March 5, 2014
A scarf and bag in contrasting shades and patterns enhanced this busy, but feminine, look.Art Takes the Runway at Burberry Prorsum Fall/Winter 2014 London Fashion Week
February 17, 2014
The Germans use a greater variety of patterns than any other nation.The Story of the Invention of Steel Pens
He tells me of the patterns bespoken which my mother mentioned to me.'Clarissa, Volume 1 (of 9)
There is something d——d low in cutting about the country with patterns in a bag.'Tales Of The Trains
Charles James Lever
The Darwinian thread is worked into a hundred patterns along with other threads.Evolution in Modern Thought
Without direct evidence, we cannot assign a meaning to the patterns.The Clyde Mystery
- an arrangement of repeated or corresponding parts, decorative motifs, etcalthough the notes seemed random, a careful listener could detect a pattern
- a decorative designa paisley pattern
- a stylevarious patterns of cutlery
- a plan or diagram used as a guide in making somethinga paper pattern for a dress
- a standard way of moving, acting, etctraffic patterns
- a model worthy of imitationa pattern of kindness
- a representative sample
- a wooden or metal shape or model used in a foundry to make a mould
- the arrangement of marks made in a target by bullets
- a diagram displaying such an arrangement
- (often foll by after or on) to model
- to arrange as or decorate with a pattern
- Irish an outdoor assembly with religious practices, traders' stalls, etc on the feast day of a patron saint
Word Origin and History for patterns
early 14c., "outline, plan, model, pattern;" early 15c. as "model of behavior, exemplar," from Old French patron and directly from Medieval Latin patronus (see patron).
Extended sense of "decorative design" first recorded 1580s, from earlier sense of a "patron" as a model to be imitated.
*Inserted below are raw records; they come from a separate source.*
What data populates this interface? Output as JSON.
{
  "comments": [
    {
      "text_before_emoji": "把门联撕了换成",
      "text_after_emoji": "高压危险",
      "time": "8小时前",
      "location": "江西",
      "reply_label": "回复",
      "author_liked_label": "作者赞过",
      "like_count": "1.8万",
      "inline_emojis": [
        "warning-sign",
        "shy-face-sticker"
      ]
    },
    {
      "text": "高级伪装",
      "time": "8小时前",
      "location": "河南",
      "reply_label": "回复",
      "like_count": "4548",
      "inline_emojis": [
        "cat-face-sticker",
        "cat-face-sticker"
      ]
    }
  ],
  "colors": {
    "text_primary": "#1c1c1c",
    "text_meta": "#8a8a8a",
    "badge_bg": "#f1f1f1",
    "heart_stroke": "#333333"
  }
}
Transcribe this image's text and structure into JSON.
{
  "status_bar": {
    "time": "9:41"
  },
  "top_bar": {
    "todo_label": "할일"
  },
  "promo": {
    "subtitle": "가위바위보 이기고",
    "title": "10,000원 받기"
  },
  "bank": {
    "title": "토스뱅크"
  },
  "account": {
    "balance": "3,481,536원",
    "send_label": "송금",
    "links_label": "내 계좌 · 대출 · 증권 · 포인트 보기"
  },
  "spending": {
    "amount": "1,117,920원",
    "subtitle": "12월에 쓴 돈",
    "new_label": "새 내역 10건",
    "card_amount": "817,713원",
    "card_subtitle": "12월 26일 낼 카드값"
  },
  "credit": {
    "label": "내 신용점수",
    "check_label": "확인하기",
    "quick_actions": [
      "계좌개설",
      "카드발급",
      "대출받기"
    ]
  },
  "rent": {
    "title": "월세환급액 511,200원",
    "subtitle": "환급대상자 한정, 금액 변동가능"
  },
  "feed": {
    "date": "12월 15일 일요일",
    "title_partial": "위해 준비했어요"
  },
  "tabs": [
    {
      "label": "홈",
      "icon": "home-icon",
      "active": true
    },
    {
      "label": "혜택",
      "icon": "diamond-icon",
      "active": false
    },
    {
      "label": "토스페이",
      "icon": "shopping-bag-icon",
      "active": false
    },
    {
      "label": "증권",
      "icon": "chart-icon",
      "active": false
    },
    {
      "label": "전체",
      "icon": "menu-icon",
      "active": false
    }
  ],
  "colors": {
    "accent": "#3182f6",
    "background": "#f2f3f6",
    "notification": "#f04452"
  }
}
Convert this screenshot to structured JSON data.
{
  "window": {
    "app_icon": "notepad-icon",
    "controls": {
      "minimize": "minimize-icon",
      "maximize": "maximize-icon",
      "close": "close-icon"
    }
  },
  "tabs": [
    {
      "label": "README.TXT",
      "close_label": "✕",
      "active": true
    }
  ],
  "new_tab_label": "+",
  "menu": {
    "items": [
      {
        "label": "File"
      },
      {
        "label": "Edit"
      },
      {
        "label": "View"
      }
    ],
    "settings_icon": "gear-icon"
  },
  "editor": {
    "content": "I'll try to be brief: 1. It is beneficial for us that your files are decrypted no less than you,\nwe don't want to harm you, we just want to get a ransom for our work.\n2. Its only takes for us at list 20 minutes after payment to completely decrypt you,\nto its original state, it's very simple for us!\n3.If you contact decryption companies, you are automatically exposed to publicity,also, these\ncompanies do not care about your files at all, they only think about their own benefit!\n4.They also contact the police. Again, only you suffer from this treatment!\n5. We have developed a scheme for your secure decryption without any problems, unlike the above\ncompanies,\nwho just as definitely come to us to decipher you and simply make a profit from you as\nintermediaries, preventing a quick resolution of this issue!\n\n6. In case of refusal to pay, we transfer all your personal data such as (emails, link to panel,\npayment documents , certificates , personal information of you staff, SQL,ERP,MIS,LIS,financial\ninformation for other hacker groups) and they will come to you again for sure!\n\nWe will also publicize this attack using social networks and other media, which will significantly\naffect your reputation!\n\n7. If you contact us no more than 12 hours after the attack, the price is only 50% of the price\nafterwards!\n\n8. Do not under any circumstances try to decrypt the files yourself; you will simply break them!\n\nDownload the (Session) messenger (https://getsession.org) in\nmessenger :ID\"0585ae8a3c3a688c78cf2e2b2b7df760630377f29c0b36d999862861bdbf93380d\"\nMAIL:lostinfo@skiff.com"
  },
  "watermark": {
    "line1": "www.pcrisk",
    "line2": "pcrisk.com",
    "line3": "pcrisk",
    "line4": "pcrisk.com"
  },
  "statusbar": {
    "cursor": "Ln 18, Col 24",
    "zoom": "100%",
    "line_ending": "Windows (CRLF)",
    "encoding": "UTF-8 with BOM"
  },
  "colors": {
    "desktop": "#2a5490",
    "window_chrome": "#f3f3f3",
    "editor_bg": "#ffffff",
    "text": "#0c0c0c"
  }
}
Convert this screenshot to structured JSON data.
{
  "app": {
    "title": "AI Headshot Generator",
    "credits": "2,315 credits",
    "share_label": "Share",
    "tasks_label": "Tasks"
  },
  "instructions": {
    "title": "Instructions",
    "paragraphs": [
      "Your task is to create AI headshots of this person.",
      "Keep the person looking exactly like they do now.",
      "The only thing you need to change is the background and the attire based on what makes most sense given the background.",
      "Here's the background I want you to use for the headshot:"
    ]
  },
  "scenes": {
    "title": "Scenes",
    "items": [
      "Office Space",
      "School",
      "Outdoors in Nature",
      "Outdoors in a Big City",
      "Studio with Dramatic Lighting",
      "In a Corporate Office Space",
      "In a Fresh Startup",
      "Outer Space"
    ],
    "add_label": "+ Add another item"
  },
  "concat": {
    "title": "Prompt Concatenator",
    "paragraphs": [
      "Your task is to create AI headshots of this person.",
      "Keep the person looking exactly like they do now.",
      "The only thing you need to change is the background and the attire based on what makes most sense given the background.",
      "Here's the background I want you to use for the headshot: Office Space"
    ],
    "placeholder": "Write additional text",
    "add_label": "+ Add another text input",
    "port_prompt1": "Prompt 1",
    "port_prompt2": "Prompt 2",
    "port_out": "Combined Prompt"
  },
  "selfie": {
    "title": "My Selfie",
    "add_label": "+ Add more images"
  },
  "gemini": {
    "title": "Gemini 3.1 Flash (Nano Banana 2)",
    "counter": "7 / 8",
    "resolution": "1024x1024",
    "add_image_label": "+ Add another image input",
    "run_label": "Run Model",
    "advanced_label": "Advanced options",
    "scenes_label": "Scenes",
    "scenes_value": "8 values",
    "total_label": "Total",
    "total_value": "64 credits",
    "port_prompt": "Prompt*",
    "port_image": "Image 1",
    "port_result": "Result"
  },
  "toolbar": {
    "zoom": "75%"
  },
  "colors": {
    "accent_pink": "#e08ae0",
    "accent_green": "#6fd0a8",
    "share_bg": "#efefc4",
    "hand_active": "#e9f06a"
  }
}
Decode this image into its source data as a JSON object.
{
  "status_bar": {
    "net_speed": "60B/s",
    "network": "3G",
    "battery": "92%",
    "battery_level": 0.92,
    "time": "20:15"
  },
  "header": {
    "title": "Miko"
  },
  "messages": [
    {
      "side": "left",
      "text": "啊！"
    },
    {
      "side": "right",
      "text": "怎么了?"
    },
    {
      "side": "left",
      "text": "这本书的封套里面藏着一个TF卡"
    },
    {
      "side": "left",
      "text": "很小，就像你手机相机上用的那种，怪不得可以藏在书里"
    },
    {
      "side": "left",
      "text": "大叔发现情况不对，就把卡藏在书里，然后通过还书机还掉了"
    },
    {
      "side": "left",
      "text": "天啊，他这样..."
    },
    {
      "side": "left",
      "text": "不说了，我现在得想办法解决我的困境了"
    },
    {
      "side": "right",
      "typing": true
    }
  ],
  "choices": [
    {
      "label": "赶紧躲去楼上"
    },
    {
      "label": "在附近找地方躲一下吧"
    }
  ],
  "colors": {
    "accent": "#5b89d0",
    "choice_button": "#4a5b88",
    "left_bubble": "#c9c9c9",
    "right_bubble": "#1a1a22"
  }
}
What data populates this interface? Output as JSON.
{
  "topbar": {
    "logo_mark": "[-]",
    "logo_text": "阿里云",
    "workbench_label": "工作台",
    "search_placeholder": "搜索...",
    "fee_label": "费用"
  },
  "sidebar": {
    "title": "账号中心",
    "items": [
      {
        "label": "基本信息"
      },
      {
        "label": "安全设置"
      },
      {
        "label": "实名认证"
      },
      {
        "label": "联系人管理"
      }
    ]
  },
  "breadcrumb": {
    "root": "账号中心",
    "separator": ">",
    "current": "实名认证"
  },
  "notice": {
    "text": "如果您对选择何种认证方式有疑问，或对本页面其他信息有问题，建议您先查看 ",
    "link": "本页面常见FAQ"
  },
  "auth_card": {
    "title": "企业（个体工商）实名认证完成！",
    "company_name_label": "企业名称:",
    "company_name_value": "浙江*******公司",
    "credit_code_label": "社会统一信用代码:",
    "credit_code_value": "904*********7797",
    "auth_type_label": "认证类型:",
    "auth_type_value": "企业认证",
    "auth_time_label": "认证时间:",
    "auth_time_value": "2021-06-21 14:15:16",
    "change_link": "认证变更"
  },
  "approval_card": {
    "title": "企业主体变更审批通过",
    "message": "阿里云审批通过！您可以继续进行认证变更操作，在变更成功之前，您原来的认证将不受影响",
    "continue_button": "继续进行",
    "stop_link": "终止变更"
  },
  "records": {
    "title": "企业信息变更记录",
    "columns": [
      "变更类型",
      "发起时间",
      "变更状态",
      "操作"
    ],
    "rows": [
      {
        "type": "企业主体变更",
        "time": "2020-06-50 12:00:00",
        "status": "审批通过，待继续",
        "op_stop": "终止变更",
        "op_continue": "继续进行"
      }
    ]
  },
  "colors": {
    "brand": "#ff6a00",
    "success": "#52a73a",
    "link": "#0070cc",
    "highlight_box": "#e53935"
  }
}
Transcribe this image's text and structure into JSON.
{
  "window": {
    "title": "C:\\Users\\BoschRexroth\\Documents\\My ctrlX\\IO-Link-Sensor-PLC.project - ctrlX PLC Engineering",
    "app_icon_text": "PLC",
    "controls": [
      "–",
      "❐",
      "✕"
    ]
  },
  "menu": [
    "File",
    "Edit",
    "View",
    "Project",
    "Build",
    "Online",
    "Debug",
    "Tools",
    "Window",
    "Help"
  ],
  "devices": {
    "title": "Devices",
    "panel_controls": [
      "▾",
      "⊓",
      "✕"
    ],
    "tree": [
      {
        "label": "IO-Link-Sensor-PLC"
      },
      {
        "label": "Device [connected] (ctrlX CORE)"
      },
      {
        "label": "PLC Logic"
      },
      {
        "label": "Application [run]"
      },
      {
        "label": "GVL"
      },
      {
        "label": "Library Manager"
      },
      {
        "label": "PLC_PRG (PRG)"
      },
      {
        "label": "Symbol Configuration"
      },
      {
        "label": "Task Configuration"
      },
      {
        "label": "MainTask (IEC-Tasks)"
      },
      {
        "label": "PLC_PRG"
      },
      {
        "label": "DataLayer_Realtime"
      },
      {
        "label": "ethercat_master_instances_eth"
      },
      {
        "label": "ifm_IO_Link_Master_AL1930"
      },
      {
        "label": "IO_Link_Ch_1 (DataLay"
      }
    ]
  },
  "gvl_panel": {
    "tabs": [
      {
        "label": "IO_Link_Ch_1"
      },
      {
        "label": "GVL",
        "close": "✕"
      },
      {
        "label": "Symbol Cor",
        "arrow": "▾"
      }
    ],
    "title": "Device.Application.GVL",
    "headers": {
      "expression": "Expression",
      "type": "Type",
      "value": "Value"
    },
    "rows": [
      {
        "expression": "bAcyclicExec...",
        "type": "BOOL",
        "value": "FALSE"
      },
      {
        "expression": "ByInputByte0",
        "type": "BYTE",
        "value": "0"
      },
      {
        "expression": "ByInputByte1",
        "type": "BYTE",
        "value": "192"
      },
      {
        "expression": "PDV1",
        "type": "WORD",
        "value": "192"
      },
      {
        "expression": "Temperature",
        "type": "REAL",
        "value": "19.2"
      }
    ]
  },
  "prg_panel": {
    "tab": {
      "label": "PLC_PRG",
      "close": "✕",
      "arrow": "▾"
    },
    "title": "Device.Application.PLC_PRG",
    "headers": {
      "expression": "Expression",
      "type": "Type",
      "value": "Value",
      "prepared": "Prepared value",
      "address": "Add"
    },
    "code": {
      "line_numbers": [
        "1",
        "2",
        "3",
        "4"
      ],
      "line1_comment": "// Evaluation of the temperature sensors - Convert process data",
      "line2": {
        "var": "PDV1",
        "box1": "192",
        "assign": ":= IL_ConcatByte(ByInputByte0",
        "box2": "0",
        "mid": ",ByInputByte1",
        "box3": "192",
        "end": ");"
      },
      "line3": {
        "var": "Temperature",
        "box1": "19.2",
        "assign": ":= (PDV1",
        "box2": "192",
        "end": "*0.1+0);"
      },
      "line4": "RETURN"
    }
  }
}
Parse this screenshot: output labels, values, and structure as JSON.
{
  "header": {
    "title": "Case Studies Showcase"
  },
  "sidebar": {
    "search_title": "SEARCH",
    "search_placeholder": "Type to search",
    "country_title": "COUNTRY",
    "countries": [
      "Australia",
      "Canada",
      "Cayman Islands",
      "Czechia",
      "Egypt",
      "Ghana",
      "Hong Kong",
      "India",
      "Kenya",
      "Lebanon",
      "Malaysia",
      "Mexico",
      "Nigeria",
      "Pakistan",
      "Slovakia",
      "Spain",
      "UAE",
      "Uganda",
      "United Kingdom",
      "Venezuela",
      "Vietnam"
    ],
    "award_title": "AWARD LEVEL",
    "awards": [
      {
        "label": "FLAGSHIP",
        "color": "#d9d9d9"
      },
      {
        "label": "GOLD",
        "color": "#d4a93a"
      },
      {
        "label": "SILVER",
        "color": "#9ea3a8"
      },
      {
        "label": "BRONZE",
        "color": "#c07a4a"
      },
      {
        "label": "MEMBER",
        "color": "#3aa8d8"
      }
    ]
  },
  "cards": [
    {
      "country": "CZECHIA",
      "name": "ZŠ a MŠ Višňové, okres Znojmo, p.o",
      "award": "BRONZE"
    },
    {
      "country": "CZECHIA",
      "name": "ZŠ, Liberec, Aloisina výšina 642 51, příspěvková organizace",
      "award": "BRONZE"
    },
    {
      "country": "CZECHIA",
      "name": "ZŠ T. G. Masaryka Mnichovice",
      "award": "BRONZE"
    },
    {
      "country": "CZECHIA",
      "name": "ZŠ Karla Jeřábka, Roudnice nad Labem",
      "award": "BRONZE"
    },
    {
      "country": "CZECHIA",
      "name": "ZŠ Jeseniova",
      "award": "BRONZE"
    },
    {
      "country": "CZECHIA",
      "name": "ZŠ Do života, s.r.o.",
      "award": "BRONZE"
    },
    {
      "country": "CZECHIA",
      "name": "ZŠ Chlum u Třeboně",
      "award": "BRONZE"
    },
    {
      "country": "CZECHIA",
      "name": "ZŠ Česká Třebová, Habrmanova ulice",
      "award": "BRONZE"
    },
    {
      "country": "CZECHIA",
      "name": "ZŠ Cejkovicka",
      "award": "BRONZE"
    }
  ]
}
The difference in form and sense between patron and pattern wasn't firm till 1700s. Meaning "model or design in dressmaking" (especially one of paper) is first recorded 1792, in Jane Austen.
1580s, "to make a pattern for, design, plan," from pattern (n.). Meaning "to make something after a pattern" is c.1600. Phrase pattern after "take as a model" is from 1878.